Here are some "FREE" tips to help you on your journey to making that $10K per month easily: (That's sarcasm y'all!) Seriously, the tips below are the tried and true methods at building your small business that will eventually pay off that high interest credit card you maxed out buying the top of the line camera and lenses on Amazon with.
1. Master your craft: Invest time in improving your photography skills. Learn about composition, lighting, editing techniques, and the technical aspects of your camera equipment. Continuously challenge yourself to grow as a photographer.
2. Define your niche: Identify a specific style or subject within nature and landscape photography that sets you apart from others.
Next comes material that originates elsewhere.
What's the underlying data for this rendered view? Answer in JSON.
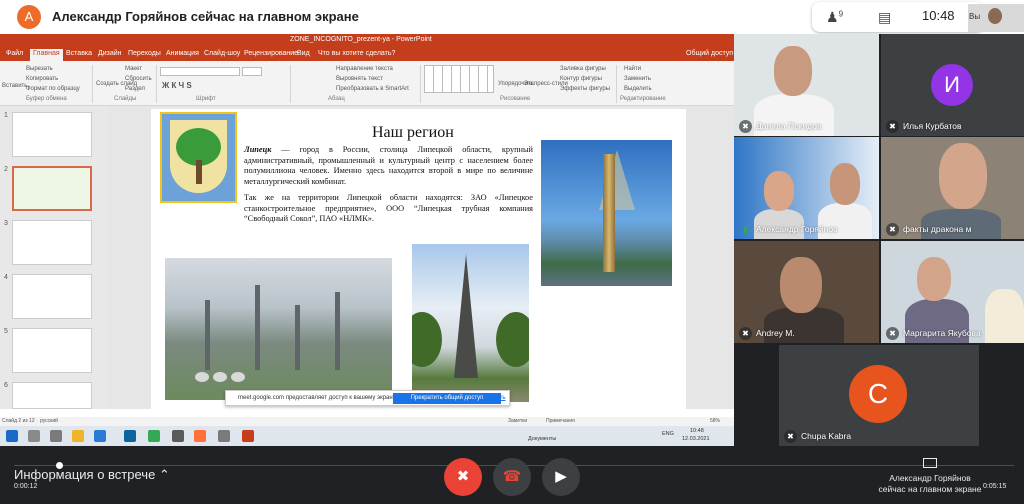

Develop a unique visual signature that resonates with your target audience.
3. Build a portfolio: Curate a strong portfolio that showcases your best work. Focus on quality rather than quantity. Highlight your unique style and expertise in capturing captivating images of nature and landscapes.
4. Create an online presence: Establish a professional website or blog to showcase your portfolio and provide information about your services. Leverage social media platforms like Instagram, Facebook, and Twitter to share your work, engage with your audience, and attract potential clients.
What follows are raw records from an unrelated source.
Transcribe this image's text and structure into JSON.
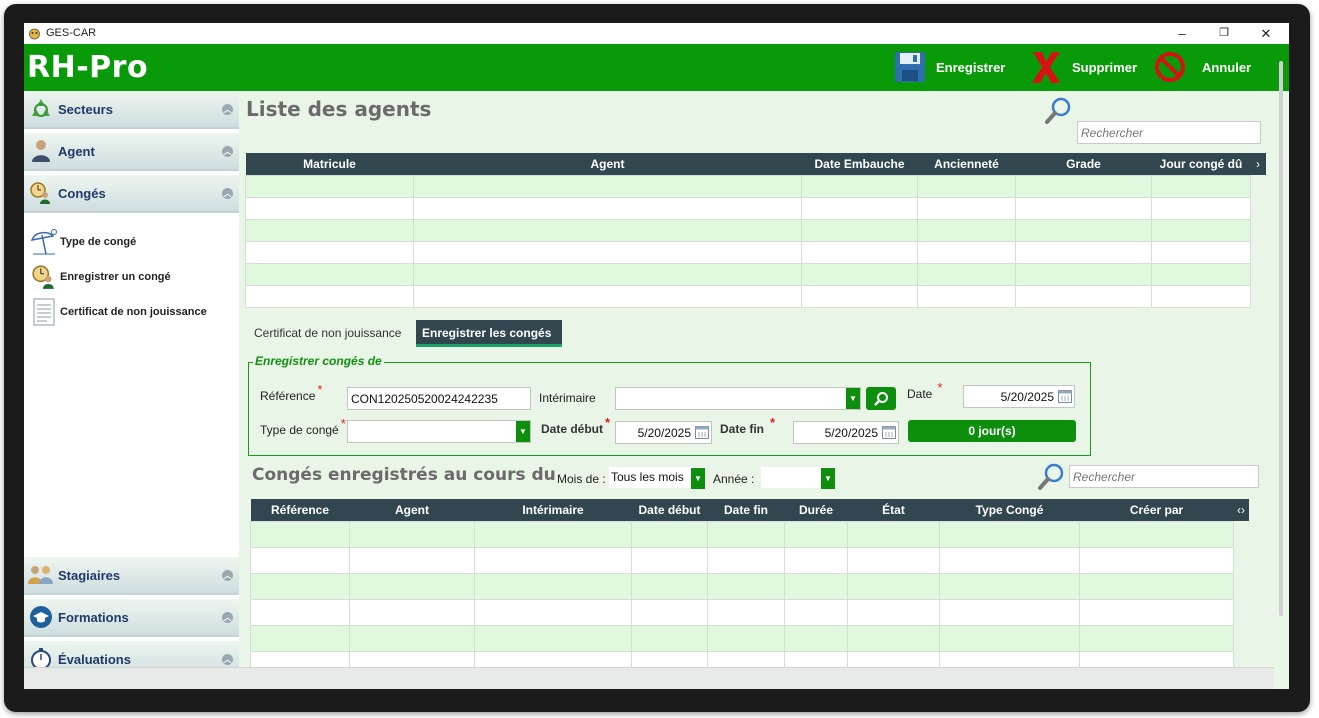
{
  "window": {
    "title": "GES-CAR",
    "minimize": "–",
    "maximize": "❐",
    "close": "✕"
  },
  "header": {
    "brand": "RH-Pro",
    "save_label": "Enregistrer",
    "delete_label": "Supprimer",
    "cancel_label": "Annuler"
  },
  "sidebar": {
    "sections": [
      {
        "label": "Secteurs",
        "icon": "recycle-icon"
      },
      {
        "label": "Agent",
        "icon": "person-icon"
      },
      {
        "label": "Congés",
        "icon": "clock-person-icon"
      }
    ],
    "items": [
      {
        "label": "Type de congé",
        "icon": "beach-icon"
      },
      {
        "label": "Enregistrer un congé",
        "icon": "clock-person-icon"
      },
      {
        "label": "Certificat de non jouissance",
        "icon": "document-icon"
      }
    ],
    "bottom_sections": [
      {
        "label": "Stagiaires",
        "icon": "group-icon"
      },
      {
        "label": "Formations",
        "icon": "graduation-cap-icon"
      },
      {
        "label": "Évaluations",
        "icon": "stopwatch-icon"
      }
    ]
  },
  "agents": {
    "title": "Liste des agents",
    "search_placeholder": "Rechercher",
    "columns": [
      "Matricule",
      "Agent",
      "Date Embauche",
      "Ancienneté",
      "Grade",
      "Jour congé dû"
    ]
  },
  "tabs": [
    {
      "label": "Certificat de non jouissance"
    },
    {
      "label": "Enregistrer les congés"
    }
  ],
  "form": {
    "legend": "Enregistrer congés de",
    "reference_label": "Référence",
    "reference_value": "CON120250520024242235",
    "interimaire_label": "Intérimaire",
    "date_label": "Date",
    "date_value": "5/20/2025",
    "type_label": "Type de congé",
    "date_debut_label": "Date début",
    "date_debut_value": "5/20/2025",
    "date_fin_label": "Date fin",
    "date_fin_value": "5/20/2025",
    "days": "0 jour(s)"
  },
  "conges": {
    "title": "Congés enregistrés au cours du",
    "mois_label": "Mois de :",
    "mois_value": "Tous les mois",
    "annee_label": "Année :",
    "search_placeholder": "Rechercher",
    "columns": [
      "Référence",
      "Agent",
      "Intérimaire",
      "Date début",
      "Date fin",
      "Durée",
      "État",
      "Type Congé",
      "Créer par"
    ]
  },
  "colors": {
    "header_green": "#099a09",
    "table_header": "#324650",
    "row_green": "#e0f8dd",
    "required_red": "#e02020"
  }
}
5. Networking and collaboration: Connect with other photographers, both online and offline. Attend photography events, workshops, and exhibitions. Collaborate with local businesses or organizations that align with your niche, such as travel agencies, outdoor gear companies, or conservation groups.
6. Market yourself effectively: Develop a strong branding strategy that communicates your style and values. Use targeted online advertising, SEO techniques, and social media marketing to reach your target audience. Consider offering photography workshops or selling prints to diversify your revenue streams.
7. Provide excellent customer service: Focus on building strong relationships with your clients. Deliver high-quality work, meet deadlines, and exceed expectations. Word-of-mouth recommendations are powerful in the photography industry.
8. Continuous learning and adaptability: Stay up to date with the latest trends and technologies in photography. Embrace new techniques, explore different locations, and experiment with different equipment. Adapt to changing market demands and seize new opportunities.
9. Persistence and passion: Building a successful photography business takes time and dedication. Be prepared to face challenges and setbacks along the way. Stay motivated, persistent, and passionate about your craft. Learn from failures, adapt, and keep pushing forward.
Remember, success in the nature and landscape photography business is subjective and can mean different things to different people. Focus on creating meaningful art, connecting with your audience, and finding fulfillment in your work. With determination and perseverance, you can increase your chances of building a successful photography business. Just don't fall for the get rich schemes seen on Social Media, Youtube and Pinterest it's just another ploy in a long line dating back to David Letterman trying to sell a monkey.